EXERCISE PROMPT: Scan the entries that follow for the word "TikTok", then report every line in which it appears.

[[ PROVIDED RECORDS open ]]

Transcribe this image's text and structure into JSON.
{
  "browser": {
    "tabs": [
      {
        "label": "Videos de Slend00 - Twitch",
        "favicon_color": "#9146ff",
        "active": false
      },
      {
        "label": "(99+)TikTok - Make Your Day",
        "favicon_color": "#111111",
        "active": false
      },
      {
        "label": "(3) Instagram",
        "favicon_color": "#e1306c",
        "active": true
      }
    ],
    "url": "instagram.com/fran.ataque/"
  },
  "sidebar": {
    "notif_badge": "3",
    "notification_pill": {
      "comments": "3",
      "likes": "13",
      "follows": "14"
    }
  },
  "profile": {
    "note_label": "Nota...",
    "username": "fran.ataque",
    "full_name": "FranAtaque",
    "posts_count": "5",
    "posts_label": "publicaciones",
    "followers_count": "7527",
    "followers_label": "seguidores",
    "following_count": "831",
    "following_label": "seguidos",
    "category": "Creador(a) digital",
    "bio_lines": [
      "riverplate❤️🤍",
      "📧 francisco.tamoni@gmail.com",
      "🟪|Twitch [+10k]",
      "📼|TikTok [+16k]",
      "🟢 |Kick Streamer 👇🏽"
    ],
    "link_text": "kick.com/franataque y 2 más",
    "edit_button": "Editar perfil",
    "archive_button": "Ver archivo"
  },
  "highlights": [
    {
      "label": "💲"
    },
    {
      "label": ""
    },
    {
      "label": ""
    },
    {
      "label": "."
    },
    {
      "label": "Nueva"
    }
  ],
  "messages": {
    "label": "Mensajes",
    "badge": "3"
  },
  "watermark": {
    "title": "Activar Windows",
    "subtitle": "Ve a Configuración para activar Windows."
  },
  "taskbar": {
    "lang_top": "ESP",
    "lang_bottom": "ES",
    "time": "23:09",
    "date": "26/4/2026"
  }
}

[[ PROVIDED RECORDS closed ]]

RESPONSE TO THIS TASK:
        "label": "(99+)TikTok - Make Your Day",
      "📼|TikTok [+16k]",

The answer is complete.